WORK INSTRUCTIONS
Copy each record below exactly, please, and leave its pictures out.

(Records from a data collection)
##############################

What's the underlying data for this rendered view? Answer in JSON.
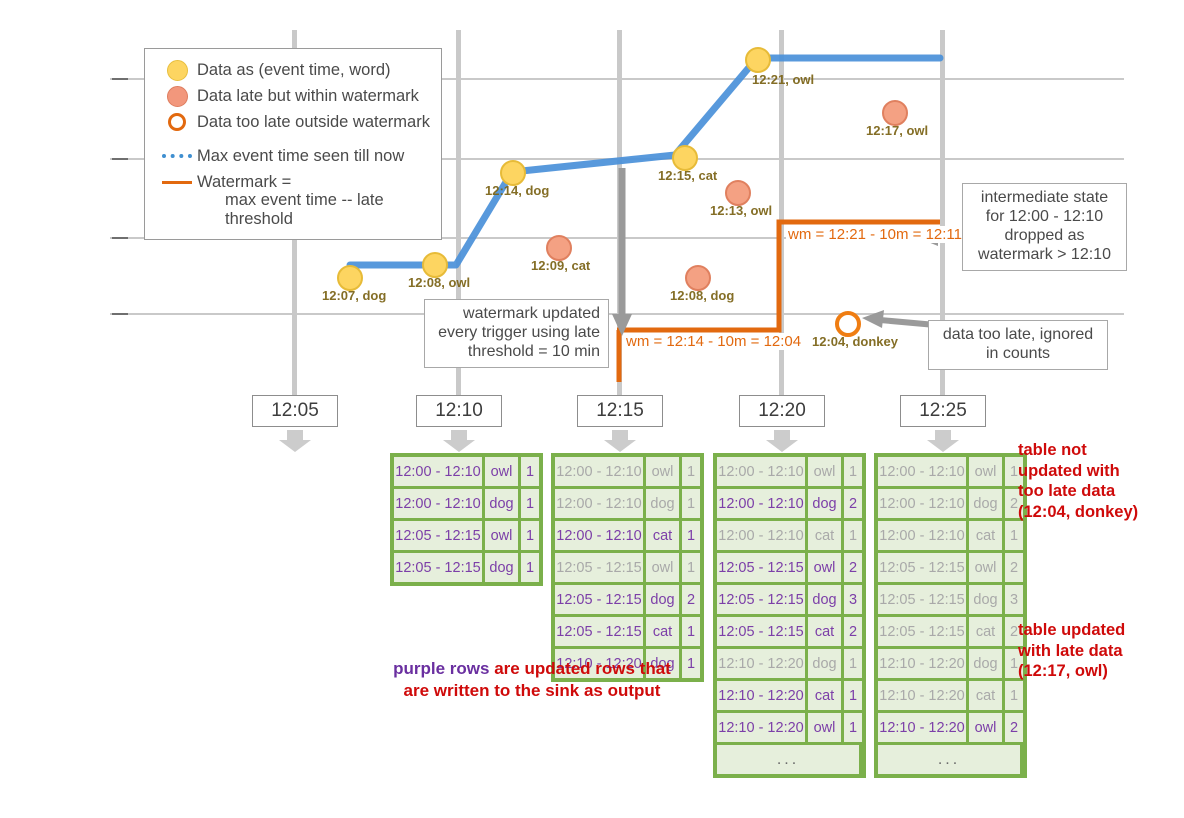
{
  "legend": {
    "items": [
      {
        "marker": "dot-yellow-icon",
        "label": "Data as (event time, word)"
      },
      {
        "marker": "dot-salmon-icon",
        "label": "Data late but within watermark"
      },
      {
        "marker": "ring-orange-icon",
        "label": "Data too late outside watermark"
      },
      {
        "marker": "dotted-blue-line-icon",
        "label": "Max event time seen till now"
      },
      {
        "marker": "solid-orange-line-icon",
        "label": "Watermark ="
      }
    ],
    "watermark_definition": "max event time -- late threshold"
  },
  "data_points": [
    {
      "label": "12:07, dog",
      "type": "yellow"
    },
    {
      "label": "12:08, owl",
      "type": "yellow"
    },
    {
      "label": "12:14, dog",
      "type": "yellow"
    },
    {
      "label": "12:09, cat",
      "type": "salmon"
    },
    {
      "label": "12:15, cat",
      "type": "yellow"
    },
    {
      "label": "12:08, dog",
      "type": "salmon"
    },
    {
      "label": "12:13, owl",
      "type": "salmon"
    },
    {
      "label": "12:21, owl",
      "type": "yellow"
    },
    {
      "label": "12:17, owl",
      "type": "salmon"
    },
    {
      "label": "12:04, donkey",
      "type": "open"
    }
  ],
  "watermark_labels": {
    "lower": "wm = 12:14 - 10m = 12:04",
    "upper": "wm = 12:21 - 10m = 12:11"
  },
  "callouts": {
    "watermark_updated": "watermark updated\nevery trigger using late\nthreshold = 10 min",
    "intermediate_state": "intermediate state\nfor 12:00 - 12:10\ndropped as\nwatermark > 12:10",
    "data_too_late": "data too late,\nignored in counts"
  },
  "time_axis": {
    "ticks": [
      "12:05",
      "12:10",
      "12:15",
      "12:20",
      "12:25"
    ]
  },
  "tables": [
    {
      "trigger": "12:10",
      "rows": [
        {
          "window": "12:00 - 12:10",
          "word": "owl",
          "count": "1",
          "updated": true
        },
        {
          "window": "12:00 - 12:10",
          "word": "dog",
          "count": "1",
          "updated": true
        },
        {
          "window": "12:05 - 12:15",
          "word": "owl",
          "count": "1",
          "updated": true
        },
        {
          "window": "12:05 - 12:15",
          "word": "dog",
          "count": "1",
          "updated": true
        }
      ],
      "ellipsis": false
    },
    {
      "trigger": "12:15",
      "rows": [
        {
          "window": "12:00 - 12:10",
          "word": "owl",
          "count": "1",
          "updated": false
        },
        {
          "window": "12:00 - 12:10",
          "word": "dog",
          "count": "1",
          "updated": false
        },
        {
          "window": "12:00 - 12:10",
          "word": "cat",
          "count": "1",
          "updated": true
        },
        {
          "window": "12:05 - 12:15",
          "word": "owl",
          "count": "1",
          "updated": false
        },
        {
          "window": "12:05 - 12:15",
          "word": "dog",
          "count": "2",
          "updated": true
        },
        {
          "window": "12:05 - 12:15",
          "word": "cat",
          "count": "1",
          "updated": true
        },
        {
          "window": "12:10 - 12:20",
          "word": "dog",
          "count": "1",
          "updated": true
        }
      ],
      "ellipsis": false
    },
    {
      "trigger": "12:20",
      "rows": [
        {
          "window": "12:00 - 12:10",
          "word": "owl",
          "count": "1",
          "updated": false
        },
        {
          "window": "12:00 - 12:10",
          "word": "dog",
          "count": "2",
          "updated": true
        },
        {
          "window": "12:00 - 12:10",
          "word": "cat",
          "count": "1",
          "updated": false
        },
        {
          "window": "12:05 - 12:15",
          "word": "owl",
          "count": "2",
          "updated": true
        },
        {
          "window": "12:05 - 12:15",
          "word": "dog",
          "count": "3",
          "updated": true
        },
        {
          "window": "12:05 - 12:15",
          "word": "cat",
          "count": "2",
          "updated": true
        },
        {
          "window": "12:10 - 12:20",
          "word": "dog",
          "count": "1",
          "updated": false
        },
        {
          "window": "12:10 - 12:20",
          "word": "cat",
          "count": "1",
          "updated": true
        },
        {
          "window": "12:10 - 12:20",
          "word": "owl",
          "count": "1",
          "updated": true
        }
      ],
      "ellipsis": true,
      "ellipsis_text": "..."
    },
    {
      "trigger": "12:25",
      "rows": [
        {
          "window": "12:00 - 12:10",
          "word": "owl",
          "count": "1",
          "updated": false
        },
        {
          "window": "12:00 - 12:10",
          "word": "dog",
          "count": "2",
          "updated": false
        },
        {
          "window": "12:00 - 12:10",
          "word": "cat",
          "count": "1",
          "updated": false
        },
        {
          "window": "12:05 - 12:15",
          "word": "owl",
          "count": "2",
          "updated": false
        },
        {
          "window": "12:05 - 12:15",
          "word": "dog",
          "count": "3",
          "updated": false
        },
        {
          "window": "12:05 - 12:15",
          "word": "cat",
          "count": "2",
          "updated": false
        },
        {
          "window": "12:10 - 12:20",
          "word": "dog",
          "count": "1",
          "updated": false
        },
        {
          "window": "12:10 - 12:20",
          "word": "cat",
          "count": "1",
          "updated": false
        },
        {
          "window": "12:10 - 12:20",
          "word": "owl",
          "count": "2",
          "updated": true
        }
      ],
      "ellipsis": true,
      "ellipsis_text": "..."
    }
  ],
  "annotations": {
    "red_top": "table not\nupdated with\ntoo late data\n(12:04, donkey)",
    "red_bottom": "table updated\nwith late data\n(12:17, owl)",
    "purple_caption_purple": "purple rows",
    "purple_caption_rest_line1": " are updated rows that",
    "purple_caption_line2": "are written to the sink as output"
  },
  "colors": {
    "yellow": "#fdd561",
    "salmon": "#f4a183",
    "orange": "#e2690f",
    "blue": "#3f8fd0",
    "green": "#7bb04b",
    "purple": "#7c3fa8",
    "red": "#cf0a0a",
    "gray": "#c9c9c9"
  }
}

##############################

REPLY TO THE EXERCISE
What's the underlying data for this rendered view? Answer in JSON.
{
  "legend": {
    "items": [
      {
        "marker": "dot-yellow-icon",
        "label": "Data as (event time, word)"
      },
      {
        "marker": "dot-salmon-icon",
        "label": "Data late but within watermark"
      },
      {
        "marker": "ring-orange-icon",
        "label": "Data too late outside watermark"
      },
      {
        "marker": "dotted-blue-line-icon",
        "label": "Max event time seen till now"
      },
      {
        "marker": "solid-orange-line-icon",
        "label": "Watermark ="
      }
    ],
    "watermark_definition": "max event time -- late threshold"
  },
  "data_points": [
    {
      "label": "12:07, dog",
      "type": "yellow"
    },
    {
      "label": "12:08, owl",
      "type": "yellow"
    },
    {
      "label": "12:14, dog",
      "type": "yellow"
    },
    {
      "label": "12:09, cat",
      "type": "salmon"
    },
    {
      "label": "12:15, cat",
      "type": "yellow"
    },
    {
      "label": "12:08, dog",
      "type": "salmon"
    },
    {
      "label": "12:13, owl",
      "type": "salmon"
    },
    {
      "label": "12:21, owl",
      "type": "yellow"
    },
    {
      "label": "12:17, owl",
      "type": "salmon"
    },
    {
      "label": "12:04, donkey",
      "type": "open"
    }
  ],
  "watermark_labels": {
    "lower": "wm = 12:14 - 10m = 12:04",
    "upper": "wm = 12:21 - 10m = 12:11"
  },
  "callouts": {
    "watermark_updated": "watermark updated\nevery trigger using late\nthreshold = 10 min",
    "intermediate_state": "intermediate state\nfor 12:00 - 12:10\ndropped as\nwatermark > 12:10",
    "data_too_late": "data too late,\nignored in counts"
  },
  "time_axis": {
    "ticks": [
      "12:05",
      "12:10",
      "12:15",
      "12:20",
      "12:25"
    ]
  },
  "tables": [
    {
      "trigger": "12:10",
      "rows": [
        {
          "window": "12:00 - 12:10",
          "word": "owl",
          "count": "1",
          "updated": true
        },
        {
          "window": "12:00 - 12:10",
          "word": "dog",
          "count": "1",
          "updated": true
        },
        {
          "window": "12:05 - 12:15",
          "word": "owl",
          "count": "1",
          "updated": true
        },
        {
          "window": "12:05 - 12:15",
          "word": "dog",
          "count": "1",
          "updated": true
        }
      ],
      "ellipsis": false
    },
    {
      "trigger": "12:15",
      "rows": [
        {
          "window": "12:00 - 12:10",
          "word": "owl",
          "count": "1",
          "updated": false
        },
        {
          "window": "12:00 - 12:10",
          "word": "dog",
          "count": "1",
          "updated": false
        },
        {
          "window": "12:00 - 12:10",
          "word": "cat",
          "count": "1",
          "updated": true
        },
        {
          "window": "12:05 - 12:15",
          "word": "owl",
          "count": "1",
          "updated": false
        },
        {
          "window": "12:05 - 12:15",
          "word": "dog",
          "count": "2",
          "updated": true
        },
        {
          "window": "12:05 - 12:15",
          "word": "cat",
          "count": "1",
          "updated": true
        },
        {
          "window": "12:10 - 12:20",
          "word": "dog",
          "count": "1",
          "updated": true
        }
      ],
      "ellipsis": false
    },
    {
      "trigger": "12:20",
      "rows": [
        {
          "window": "12:00 - 12:10",
          "word": "owl",
          "count": "1",
          "updated": false
        },
        {
          "window": "12:00 - 12:10",
          "word": "dog",
          "count": "2",
          "updated": true
        },
        {
          "window": "12:00 - 12:10",
          "word": "cat",
          "count": "1",
          "updated": false
        },
        {
          "window": "12:05 - 12:15",
          "word": "owl",
          "count": "2",
          "updated": true
        },
        {
          "window": "12:05 - 12:15",
          "word": "dog",
          "count": "3",
          "updated": true
        },
        {
          "window": "12:05 - 12:15",
          "word": "cat",
          "count": "2",
          "updated": true
        },
        {
          "window": "12:10 - 12:20",
          "word": "dog",
          "count": "1",
          "updated": false
        },
        {
          "window": "12:10 - 12:20",
          "word": "cat",
          "count": "1",
          "updated": true
        },
        {
          "window": "12:10 - 12:20",
          "word": "owl",
          "count": "1",
          "updated": true
        }
      ],
      "ellipsis": true,
      "ellipsis_text": "..."
    },
    {
      "trigger": "12:25",
      "rows": [
        {
          "window": "12:00 - 12:10",
          "word": "owl",
          "count": "1",
          "updated": false
        },
        {
          "window": "12:00 - 12:10",
          "word": "dog",
          "count": "2",
          "updated": false
        },
        {
          "window": "12:00 - 12:10",
          "word": "cat",
          "count": "1",
          "updated": false
        },
        {
          "window": "12:05 - 12:15",
          "word": "owl",
          "count": "2",
          "updated": false
        },
        {
          "window": "12:05 - 12:15",
          "word": "dog",
          "count": "3",
          "updated": false
        },
        {
          "window": "12:05 - 12:15",
          "word": "cat",
          "count": "2",
          "updated": false
        },
        {
          "window": "12:10 - 12:20",
          "word": "dog",
          "count": "1",
          "updated": false
        },
        {
          "window": "12:10 - 12:20",
          "word": "cat",
          "count": "1",
          "updated": false
        },
        {
          "window": "12:10 - 12:20",
          "word": "owl",
          "count": "2",
          "updated": true
        }
      ],
      "ellipsis": true,
      "ellipsis_text": "..."
    }
  ],
  "annotations": {
    "red_top": "table not\nupdated with\ntoo late data\n(12:04, donkey)",
    "red_bottom": "table updated\nwith late data\n(12:17, owl)",
    "purple_caption_purple": "purple rows",
    "purple_caption_rest_line1": " are updated rows that",
    "purple_caption_line2": "are written to the sink as output"
  },
  "colors": {
    "yellow": "#fdd561",
    "salmon": "#f4a183",
    "orange": "#e2690f",
    "blue": "#3f8fd0",
    "green": "#7bb04b",
    "purple": "#7c3fa8",
    "red": "#cf0a0a",
    "gray": "#c9c9c9"
  }
}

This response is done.